Allegany State Park's 65,000 acres is known for its primitive forested valleys, un-glaciated landscape, fall leaves and wildlife. The two developed areas, Red House and Quaker, make this the largest state park in the system. Both areas offer sand beaches, picnic areas, museums, hiking trails and naturalist walks. Walkers and bicycle riders take advantage of the 5 miles of paved trails around Red House. The Art Roscoe Ski Touring Area has some of the finest groomed cross country skiing and mountain bike trails in the Northeast. Snowmobilers are attracted to Allegany State Park for its 90 miles of groomed snowmobile trails and over 150 winterized cabins. Other activities include bird watching, picnicking, fishing, hunting, snowshoeing, canoeing, and horseback riding. Visitors looking for anything from a weekend retreat to an extended vacation are able to choose from Allegany State Park's 424 campsites, 375 cabins and three group camps available for rental. There are year round vacation rental cottages that are fully equipped with the latest conveniences located in both the Red House and Quaker areas. The seven Fancher Cottages are located in the southern part of the Allegany State park, adjacent to Quaker Run Creek and offer guests a unique camping experience. Named for Senator Albert T. Fancher, the "Father of Allegany State Park," each Fancher Cottage (located in the historic Quaker Area of the park) has a bathroom with shower, refrigerator, counter-top range and microwave. The fully accessible cottages sleep six, are furnished and stocked with pillows, bedding, cooking utensils, dishes and coffeemakers. In addition, each cottage has a grill and picnic table outside. Reminiscent of a classic hunting lodge, the Pitt Cottage in the Red House Area offers the same amenities as the Fancher Cottages. One outstanding feature of the Pitt Cottage is its gas burning stone fireplace. Located on Allegany State Park Rte. 2, the cottage is adjacent to Congdon Trail and three miles from the Administration Building. Pitt Cottage is not handicapped accessible.
Nicole P. on Red House Lake Area Trail
Great trail, well marked. Only saw a couple of people. Beware of the acorns in the fall!!!! Would definitely come back and walk it again.
marty h. on Red House Lake Area Trail
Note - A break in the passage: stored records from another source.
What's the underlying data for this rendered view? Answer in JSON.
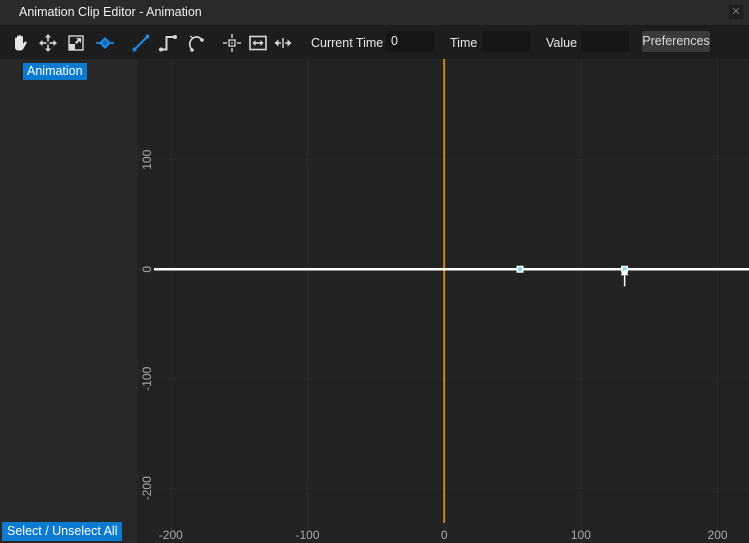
{
  "window": {
    "title": "Animation Clip Editor - Animation",
    "close_icon": "close-icon"
  },
  "toolbar": {
    "tools": [
      {
        "name": "pan-tool",
        "icon": "hand-icon",
        "active": false
      },
      {
        "name": "move-tool",
        "icon": "move-arrows-icon",
        "active": false
      },
      {
        "name": "scale-tool",
        "icon": "scale-icon",
        "active": false
      },
      {
        "name": "keyframe-tool",
        "icon": "keyframe-diamond-icon",
        "active": true
      },
      {
        "name": "linear-interpolation",
        "icon": "linear-curve-icon",
        "active": true
      },
      {
        "name": "step-interpolation",
        "icon": "step-curve-icon",
        "active": false
      },
      {
        "name": "bezier-interpolation",
        "icon": "bezier-curve-icon",
        "active": false
      },
      {
        "name": "center-view",
        "icon": "center-crosshair-icon",
        "active": false
      },
      {
        "name": "fit-view",
        "icon": "fit-horizontal-icon",
        "active": false
      },
      {
        "name": "spread-keys",
        "icon": "spread-arrows-icon",
        "active": false
      }
    ],
    "current_time_label": "Current Time",
    "current_time_value": "0",
    "time_label": "Time",
    "time_value": "",
    "value_label": "Value",
    "value_value": "",
    "preferences_label": "Preferences"
  },
  "sidebar": {
    "curves": [
      {
        "label": "Animation",
        "selected": true
      }
    ],
    "select_all_label": "Select / Unselect All"
  },
  "colors": {
    "accent": "#0a7bd0",
    "playhead": "#c8861e",
    "curve": "#ffffff",
    "keyframe_fill": "#7fd8f0"
  },
  "chart_data": {
    "type": "line",
    "title": "",
    "xlabel": "",
    "ylabel": "",
    "x_ticks": [
      "-200",
      "-100",
      "0",
      "100",
      "200"
    ],
    "y_ticks": [
      "100",
      "0",
      "-100",
      "-200"
    ],
    "x_tick_values": [
      -200,
      -100,
      0,
      100,
      200
    ],
    "y_tick_values": [
      100,
      0,
      -100,
      -200
    ],
    "xlim": [
      -224,
      223
    ],
    "ylim": [
      -250,
      192
    ],
    "grid": true,
    "playhead_time": 0,
    "series": [
      {
        "name": "Animation",
        "keyframes": [
          {
            "x": 55.5,
            "y": 0,
            "selected": false
          },
          {
            "x": 132,
            "y": 0,
            "selected": true
          }
        ],
        "extends_before": true,
        "extends_after": true
      }
    ]
  }
}
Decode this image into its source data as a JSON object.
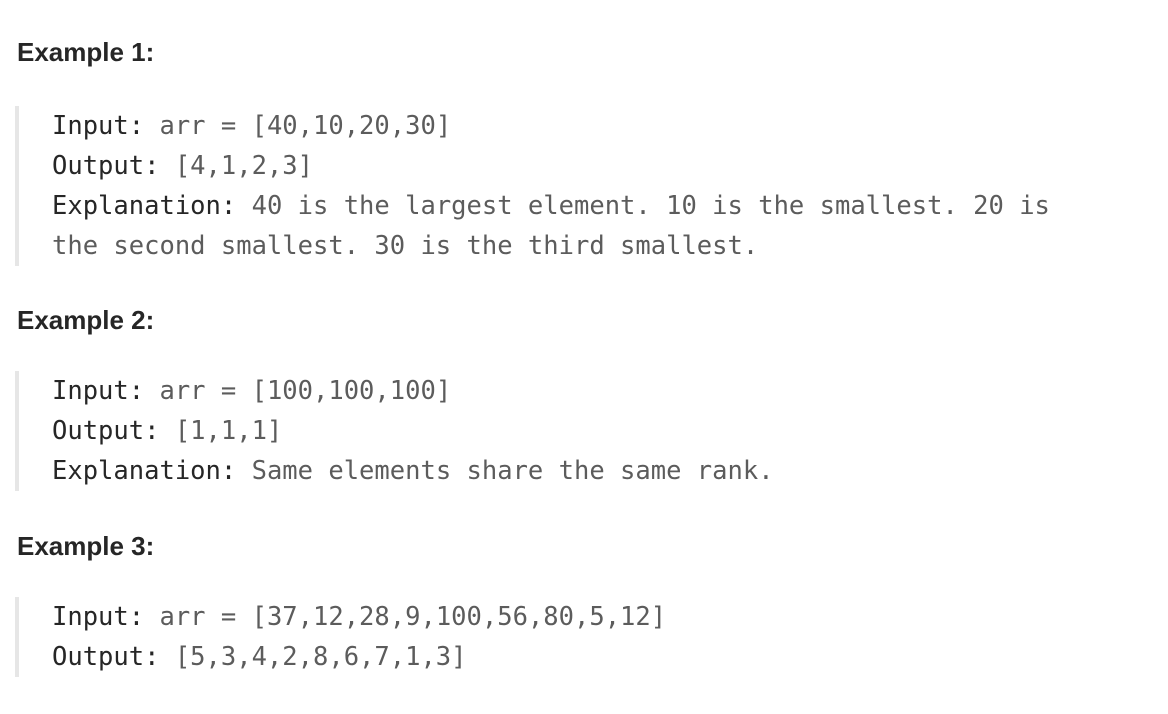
{
  "examples": [
    {
      "heading": "Example 1:",
      "input_label": "Input:",
      "input_value": " arr = [40,10,20,30]",
      "output_label": "Output:",
      "output_value": " [4,1,2,3]",
      "explanation_label": "Explanation:",
      "explanation_line1": " 40 is the largest element. 10 is the smallest. 20 is",
      "explanation_line2": "the second smallest. 30 is the third smallest."
    },
    {
      "heading": "Example 2:",
      "input_label": "Input:",
      "input_value": " arr = [100,100,100]",
      "output_label": "Output:",
      "output_value": " [1,1,1]",
      "explanation_label": "Explanation:",
      "explanation_line1": " Same elements share the same rank."
    },
    {
      "heading": "Example 3:",
      "input_label": "Input:",
      "input_value": " arr = [37,12,28,9,100,56,80,5,12]",
      "output_label": "Output:",
      "output_value": " [5,3,4,2,8,6,7,1,3]"
    }
  ]
}
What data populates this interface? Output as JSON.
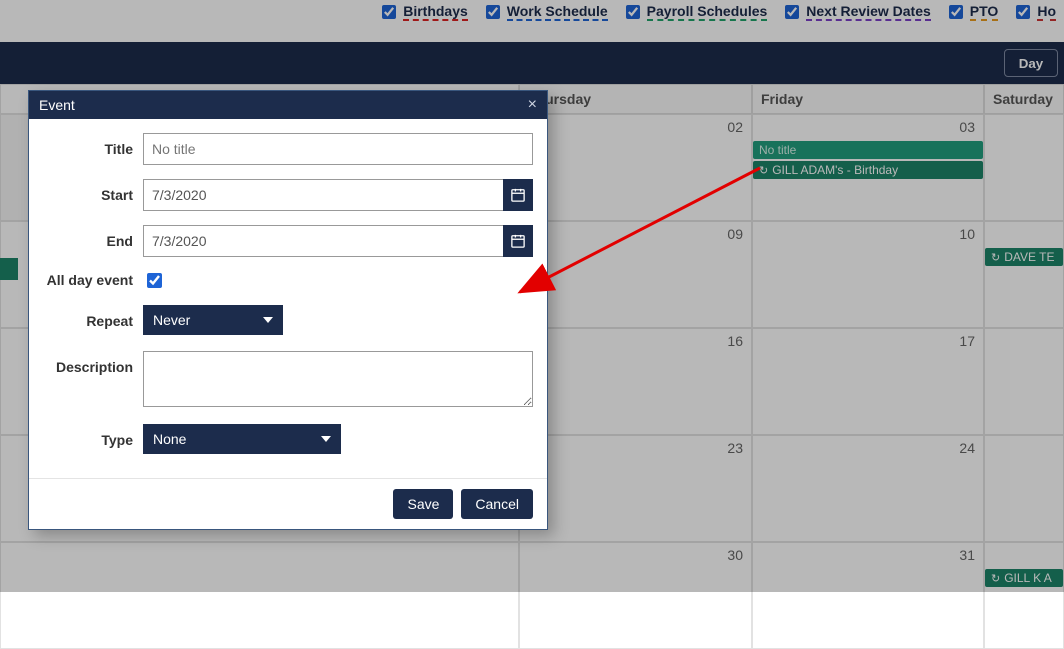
{
  "filters": {
    "birthdays": {
      "label": "Birthdays",
      "checked": true
    },
    "work": {
      "label": "Work Schedule",
      "checked": true
    },
    "payroll": {
      "label": "Payroll Schedules",
      "checked": true
    },
    "review": {
      "label": "Next Review Dates",
      "checked": true
    },
    "pto": {
      "label": "PTO",
      "checked": true
    },
    "ho": {
      "label": "Ho",
      "checked": true
    }
  },
  "toolbar": {
    "day_btn": "Day"
  },
  "calendar": {
    "headers": {
      "thursday": "Thursday",
      "friday": "Friday",
      "saturday": "Saturday"
    },
    "days": {
      "r1thu": "02",
      "r1fri": "03",
      "r1sat": "",
      "r2thu": "09",
      "r2fri": "10",
      "r2sat": "",
      "r3thu": "16",
      "r3fri": "17",
      "r3sat": "",
      "r4thu": "23",
      "r4fri": "24",
      "r4sat": "",
      "r5thu": "30",
      "r5fri": "31",
      "r5sat": ""
    },
    "events": {
      "fri03a": "No title",
      "fri03b": "GILL ADAM's - Birthday",
      "sat1": "DAVE TE",
      "sat4": "GILL K A"
    }
  },
  "modal": {
    "title": "Event",
    "labels": {
      "title": "Title",
      "start": "Start",
      "end": "End",
      "allday": "All day event",
      "repeat": "Repeat",
      "description": "Description",
      "type": "Type"
    },
    "fields": {
      "title_placeholder": "No title",
      "start": "7/3/2020",
      "end": "7/3/2020",
      "allday_checked": true,
      "repeat_value": "Never",
      "description": "",
      "type_value": "None"
    },
    "buttons": {
      "save": "Save",
      "cancel": "Cancel"
    }
  }
}
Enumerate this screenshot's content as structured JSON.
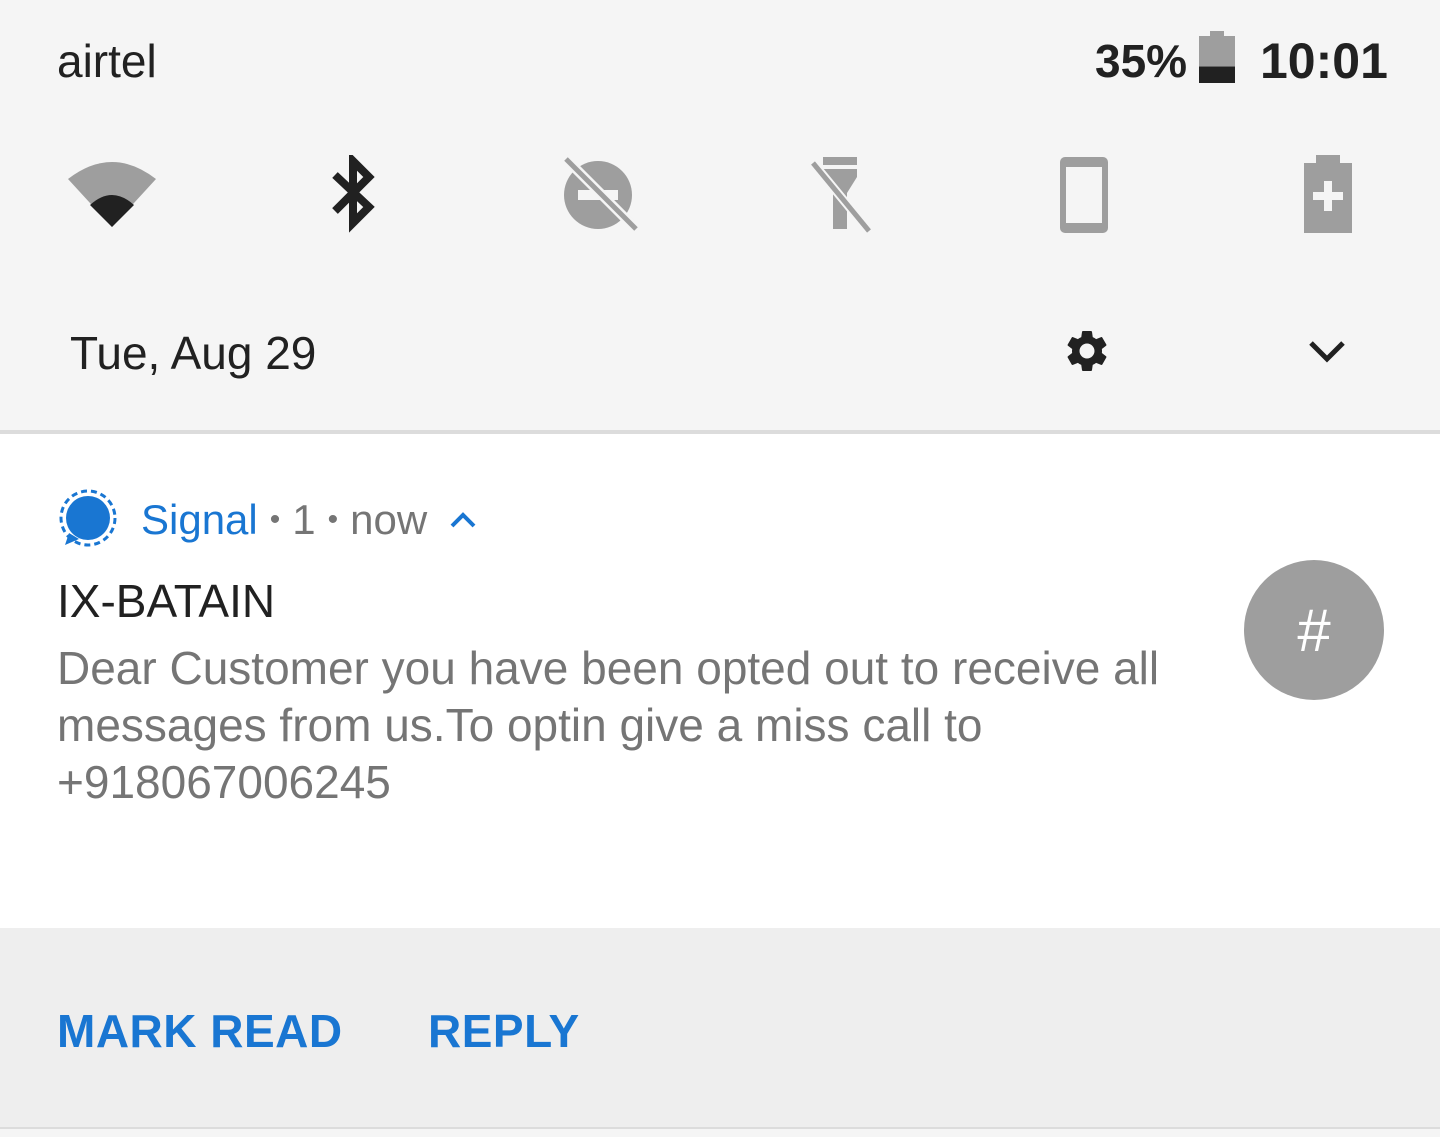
{
  "status_bar": {
    "carrier": "airtel",
    "battery_percent": "35%",
    "battery_level": 0.35,
    "time": "10:01"
  },
  "quick_settings": {
    "tiles": [
      {
        "icon": "wifi-icon",
        "state": "on"
      },
      {
        "icon": "bluetooth-icon",
        "state": "on"
      },
      {
        "icon": "do-not-disturb-off-icon",
        "state": "off"
      },
      {
        "icon": "flashlight-off-icon",
        "state": "off"
      },
      {
        "icon": "auto-rotate-icon",
        "state": "off"
      },
      {
        "icon": "battery-saver-icon",
        "state": "off"
      }
    ]
  },
  "header": {
    "date": "Tue, Aug 29"
  },
  "notification": {
    "app_name": "Signal",
    "count": "1",
    "time": "now",
    "title": "IX-BATAIN",
    "body": "Dear Customer you have been opted out to receive all messages from us.To optin give a miss call to +918067006245",
    "avatar_text": "#",
    "separator": "•"
  },
  "actions": {
    "mark_read": "MARK READ",
    "reply": "REPLY"
  },
  "colors": {
    "accent": "#1976d2",
    "panel_bg": "#f5f5f5",
    "icon_active": "#212121",
    "icon_inactive": "#9e9e9e"
  }
}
This trail is called the beehunter trail and is well marked once you are on the trail. When the trail ends you will have to find the bike path to follow to get back to your car but it's only about a half a mile away. I would recommend this hike.